Meraki MR55 and MR45 802.11ax (Wi-Fi 6) access points
Meraki MR45 802.11ax (Wi-Fi 6) access point
Meraki MR55 802.11ax (Wi-Fi 6) access point

CTS 072: Guide to Using External Antennas

Why should you use external antennas in your Wi-Fi environment? There are many reasons you should use them. In this episode, we talk about what to look for in external antennas, what to watch out for when deploying them, and what details to keep in mind.

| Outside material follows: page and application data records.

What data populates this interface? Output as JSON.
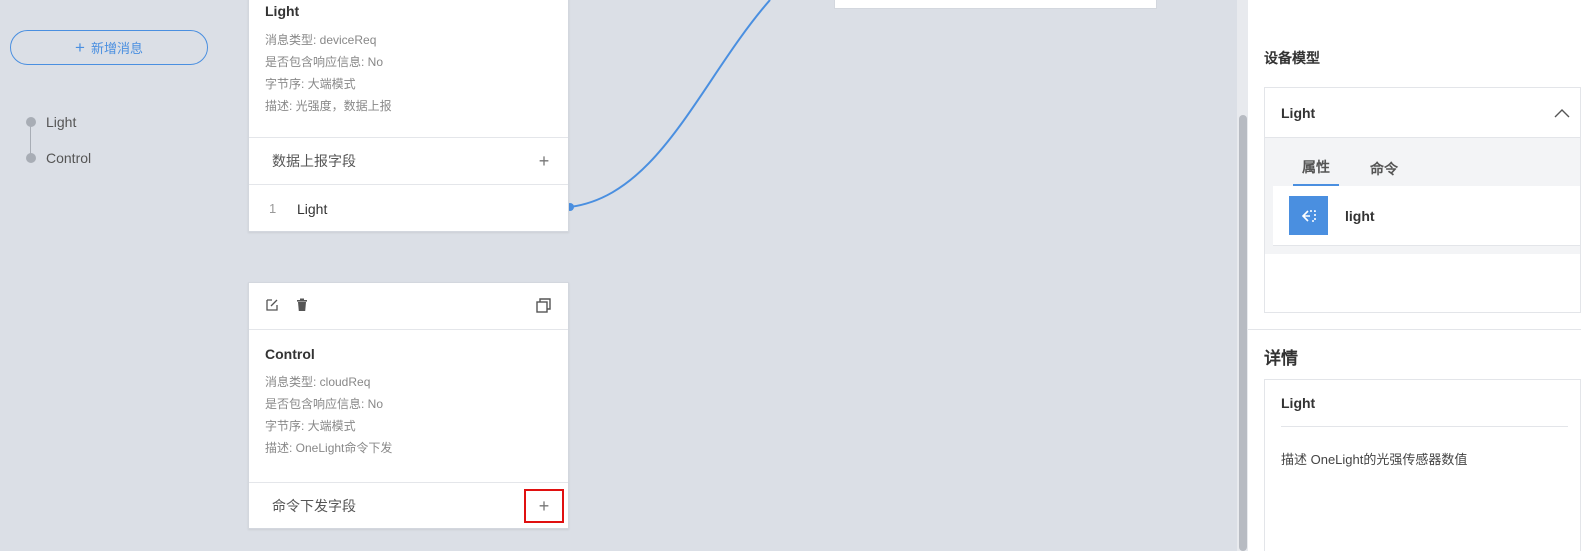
{
  "nav": {
    "add_button_label": "新增消息",
    "items": [
      "Light",
      "Control"
    ]
  },
  "card_light": {
    "title": "Light",
    "lines": [
      "消息类型: deviceReq",
      "是否包含响应信息: No",
      "字节序: 大端模式",
      "描述: 光强度，数据上报"
    ],
    "field_header": "数据上报字段",
    "fields": [
      {
        "index": "1",
        "name": "Light"
      }
    ]
  },
  "card_control": {
    "title": "Control",
    "lines": [
      "消息类型: cloudReq",
      "是否包含响应信息: No",
      "字节序: 大端模式",
      "描述: OneLight命令下发"
    ],
    "field_header": "命令下发字段"
  },
  "right": {
    "model_title": "设备模型",
    "model_name": "Light",
    "tabs": [
      "属性",
      "命令"
    ],
    "property": "light",
    "detail_title": "详情",
    "detail_name": "Light",
    "detail_desc": "描述 OneLight的光强传感器数值"
  },
  "colors": {
    "accent": "#4a8fe0",
    "highlight": "#e01010",
    "canvas": "#dbdfe6"
  }
}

We are used to internal antennas from our access points. Have you considered using external antennas to meet your Wi-Fi requirements? In this episode, we provide some educational material around external antennas. Yes, they do add some cost to a project but it’s not much compared to the solution they bring to your Wi-Fi network. There are use cases for external antennas and below are the topics we talk about during the episode.

This episode is proudly sponsored by AccelTex Solutions. They are providing a special offer just for our listeners. If you head over to their products page and use promo code CTS Podcast 72 they will send you a free antenna sample of your choice.

AccelTex Solutions

Episode Contents

  • Why use antennas, other than the ones built into the AP?
    • Aesthetics
    • Direct signal
    • To meet requirements
    • Use outdoor
  • Antenna types
    • Omni
      • Signal in 360 degrees
    • Semi-directional
      • Ranges in degrees such as 65 degrees, 120 degrees, etc
      • Patch
    • Directional
      • Dish
      • Yagi
  • Antenna details
    • Beamwidth
    • Azimuth and elevation pattern
      • Lobes
    • Gain
      • Passive
    • Connectors
      • RPTNC
      • RPSMA
    • Elements
      • Isolation
        • Antennas hearing each other
      • Horizontal
      • Vertical
    • Orientation
    • Antenna Polarization
      • Important for indoors?
        • MIMO
      • Outdoor PtP links
  • Design
    • When designing Wi-Fi be sure to use the right antennas
  • Deployment
    • Mount the antennas properly
    • Get the right angle
    • Consider spacing between antennas
    • Don’t connect two antennas to one access point, unless you’re using something like a DART connector on the Cisco 3802E
  • Personal experience
    • High density
    • Outdoor
    • Special use cases

Sample Radiation Pattern for AccelTex ATS-OP-245-47-6RPSP-36

Sample Radiation Pattern for AccelTex ATS-OP-245-47-6RPSP-36


RF Elements Antenna Propagation Patterns

RF Elements Antenna Propagation Patterns


Meraki MR53 2.4 GHz antenna pattern

Meraki MR53 2.4 GHz antenna pattern

Links and Resources

This Week In Wireless